OTTAWA, Sept. 20, 2011 /CNW/ - The complicity of Western internet
companies in Chinese online censorship is the subject of a new report
by The SecDev Group.
"Collusion and collision: Searching for guidance in Chinese cyberspace" examines how companies have struggled to balance ethical and economic
interests in their bid to capture the world's largest market of
The report provides an overview of the 'Great Firewall' of China, the
past participation of five US technology giants (Google, Yahoo!,
Microsoft, Skype and Cisco) in China's censorship regime, and the legal
and ethical obligations and commitments that are violated by censoring
Key report findings:
• The Chinese government has enacted a pervasive regime of laws, rules,
and regulations that empower it with control over access to the
internet, content, and user information. The regime applies these controls to online communications within
China as well as data entering or leaving the country. Foreign
companies are required to comply as a condition of doing business.
• China's censorship and surveillance policies are of particular concern
to Western companies that provide internet search engine services. Search engines
can be gateways to content control. They also collect specific information on users. As such, search
engines can be powerful tools for online policing and controlling the
flow of information available to users.
• Most of the major Western internet companies active in China - for
example, Google, Yahoo! Microsoft and Cisco - are based in the United
States. All have faced ethical dilemmas when faced with China's censorship and
• Most companies have acceded to China's demands for information control,
seeing this as the price of doing business. This choice has often led to concrete instances where the companies
have aided and abetted human rights abuses, as the case-studies in this
• By contrast, Google opted to withdraw its services from mainland China.
• China's policies contravene U.S. positions on cyberspace openness,
access to information, freedom of speech and the individual's right to privacy.

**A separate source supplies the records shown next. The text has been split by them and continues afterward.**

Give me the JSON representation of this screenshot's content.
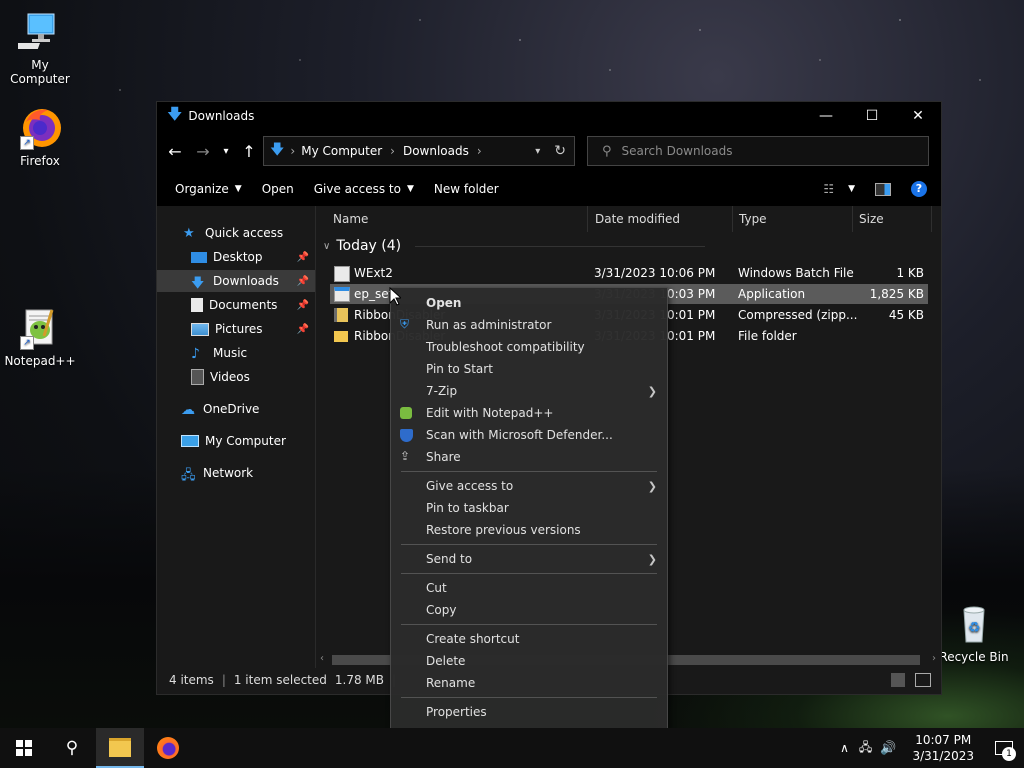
{
  "desktop": {
    "icons": [
      {
        "label": "My Computer"
      },
      {
        "label": "Firefox"
      },
      {
        "label": "Notepad++"
      },
      {
        "label": "Recycle Bin"
      }
    ]
  },
  "window": {
    "title": "Downloads",
    "address": {
      "segments": [
        "My Computer",
        "Downloads"
      ]
    },
    "search_placeholder": "Search Downloads",
    "commands": {
      "organize": "Organize",
      "open": "Open",
      "give_access": "Give access to",
      "new_folder": "New folder"
    }
  },
  "nav": {
    "items": [
      {
        "label": "Quick access"
      },
      {
        "label": "Desktop"
      },
      {
        "label": "Downloads"
      },
      {
        "label": "Documents"
      },
      {
        "label": "Pictures"
      },
      {
        "label": "Music"
      },
      {
        "label": "Videos"
      },
      {
        "label": "OneDrive"
      },
      {
        "label": "My Computer"
      },
      {
        "label": "Network"
      }
    ]
  },
  "columns": {
    "name": "Name",
    "date": "Date modified",
    "type": "Type",
    "size": "Size"
  },
  "group": {
    "label": "Today (4)"
  },
  "files": [
    {
      "name": "WExt2",
      "date": "3/31/2023 10:06 PM",
      "type": "Windows Batch File",
      "size": "1 KB"
    },
    {
      "name": "ep_setu",
      "date": "3/31/2023 10:03 PM",
      "type": "Application",
      "size": "1,825 KB"
    },
    {
      "name": "RibbonDisabler",
      "date": "3/31/2023 10:01 PM",
      "type": "Compressed (zipp...",
      "size": "45 KB"
    },
    {
      "name": "RibbonDisabler",
      "date": "3/31/2023 10:01 PM",
      "type": "File folder",
      "size": ""
    }
  ],
  "status": {
    "items": "4 items",
    "selected": "1 item selected",
    "size": "1.78 MB"
  },
  "context_menu": {
    "open": "Open",
    "run_admin": "Run as administrator",
    "troubleshoot": "Troubleshoot compatibility",
    "pin_start": "Pin to Start",
    "zip": "7-Zip",
    "notepad": "Edit with Notepad++",
    "defender": "Scan with Microsoft Defender...",
    "share": "Share",
    "give_access": "Give access to",
    "pin_taskbar": "Pin to taskbar",
    "restore": "Restore previous versions",
    "send_to": "Send to",
    "cut": "Cut",
    "copy": "Copy",
    "create_shortcut": "Create shortcut",
    "delete": "Delete",
    "rename": "Rename",
    "properties": "Properties"
  },
  "taskbar": {
    "time": "10:07 PM",
    "date": "3/31/2023",
    "notification_count": "1"
  },
  "colors": {
    "accent": "#76b9ed",
    "selection": "#5b5b5b",
    "folder": "#f2c74f"
  }
}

They also violate accepted international norms on these issues --
norms that are increasingly being extended to include cyberspace.
So what should be done about Western ICT corporations active in China
whose compliance with Chinese law requires them to collude in the violation of
established human rights?
• Voluntary codes to enforce ethical behavior on the part of corporations
have thus far been ineffective, and existing legal remedies are
inadequate. No real legal remedies exist to deter and correct corporate complicity
in aiding and abetting Chinese human rights abuses.
• This report calls for new approaches that are practical, realistic, and
actionable, and that balance the competing public and private interests at stake.
"The lack of legal remedies and the hollowness of voluntary codes mean
that the only incentive to uphold basic international norms is a sense
of conscience and the potential for bad publicity," said Rafal
Rohozinski, founder and CEO of the SecDev Group. "Complicity with
censorship compromises cyberspace as a global commons. This has the
potential to damage not only freedom of expression and access to
information, but also global commerce."
"The power of internet companies in the information age to shape our
access to information, freedom of speech and the individual's right to
privacy are tremendous," added Rohozinski. "As responsible corporate
citizens these companies -- as well as their home governments -- cannot
continue 'business as usual' any longer."
About The SecDev Group
The SecDev Group works at the cross-roads of global security and
development. We provide analysis, toolsets and investigations that
inform policy and address risk in the information age. Our focus is
countries at risk from violence, insecurity and underdevelopment. Our
methods combine in-field research -- consulting people on the front
line of events -- with advanced data-mining and visualization
techniques. Our goal is to bridge the gaps between research, policy and
We represent a global consortium of practitioners, scholars, and former
policy-makers with expertise in development, conflict and recovery,
armed non-state actors, security, intelligence and the cross-cutting
impacts of cyberspace.
SOURCE The SecDev Group
For further information:
Phone: (613) 755-4007